Whenever Toyoda or his executives bring up the point that their consumer base’s demand for fully electrified vehicles is low, it never seems to strike them that their own speechifying and lobbying are partly responsible. They’re also surely aware that the heat is ramping up on Toyota’s EV position. In a 2021 report, the think tank InfluenceMap deemed Toyota one of the five most influential corporations in obstructing global climate action, on par with more commonly named villains like Exxon Mobil and Chevron. That same year, a coalition of prominent environmental groups wrote a letter to Toyota Motor North America in opposition to its anti-EV lobbying; one of the signees, Plug In America, even called for a boycott. In 2022, protesters called out Toyota at a NASCAR race in Arizona; the Extinction Rebellion activist group staged a “die-in” at a company showroom in North London last June. By that fall, the East Asia branch of Greenpeace had consigned Toyota to the bottom in its ranking of major auto brands’ decarbonization efforts.
While the company has expressed a willingness to engage with its critics, it hasn’t taken much action to shift its course—probably why climate activists in Belgium, France, Germany, and the U.K. defaced hundreds of Toyota billboards this month in time for the Brussels Motor Show. If Toyota’s brain trust would rather not listen to the rabble, they could instead listen to the shareholders and investments funds that are questioning its lobbying practices and insisting on the need to speed up EV production. Or even to its international rivals, who aren’t afraid to call it out.

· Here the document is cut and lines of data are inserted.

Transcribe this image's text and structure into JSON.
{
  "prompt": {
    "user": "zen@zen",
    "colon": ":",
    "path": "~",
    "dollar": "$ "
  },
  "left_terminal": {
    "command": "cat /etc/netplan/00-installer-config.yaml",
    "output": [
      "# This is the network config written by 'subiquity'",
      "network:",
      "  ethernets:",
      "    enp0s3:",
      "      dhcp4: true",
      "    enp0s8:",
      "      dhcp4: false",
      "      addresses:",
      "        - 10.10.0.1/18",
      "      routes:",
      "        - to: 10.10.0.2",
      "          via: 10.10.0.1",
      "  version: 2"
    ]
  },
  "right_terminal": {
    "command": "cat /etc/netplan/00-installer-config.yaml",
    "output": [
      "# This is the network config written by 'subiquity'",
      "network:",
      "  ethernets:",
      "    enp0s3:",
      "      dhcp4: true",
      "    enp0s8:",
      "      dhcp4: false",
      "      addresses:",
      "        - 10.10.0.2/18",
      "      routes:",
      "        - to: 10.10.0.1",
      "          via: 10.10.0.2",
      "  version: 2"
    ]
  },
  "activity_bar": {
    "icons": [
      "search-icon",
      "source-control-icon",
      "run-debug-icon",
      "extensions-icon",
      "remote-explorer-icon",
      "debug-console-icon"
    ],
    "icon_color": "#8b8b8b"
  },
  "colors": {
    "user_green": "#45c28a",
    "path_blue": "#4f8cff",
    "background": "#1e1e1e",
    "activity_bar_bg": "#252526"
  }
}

Maybe Toyota is finally changing its tack, though. Even as the company has firmed its up all-of-the-above stance on manufacturing, it’s taken various measures to help boost the tech needed for clean cars: buying old hybrid/EV batteries for recycling, installing battery-powered electrical generators for Japanese businesses, partnering with other companies for EV construction, investing billions in battery-manufacturing plants, hiring for EV-specific engineering positions, offering charging-related services to customers, converting older gas vehicles to electrified transport by replacing specific parts. Granted, all this could be cover for Toyota’s continued EV reluctance—just another form of greenwashing.
In 2007, Harvard Business Review dubbed Toyota “the best carmaker on the planet” and “the world’s greatest manufacturer,” thanks in no small part to its successful innovations in hybrid cars and purported environmental consciousness. About 15 years later, Toyota’s business is less flush than it used to be, even as it continues to hold the No. 2 spot among automaker sales. But the expectations for clean vehicles have shifted, and overall auto trends point to a future of battery primacy. Toyota’s lateness to the EV game may end up being a speed bump for the company. But if the company doesn’t get more excited about electric vehicles, there’s little reason to think its customers ever will, either.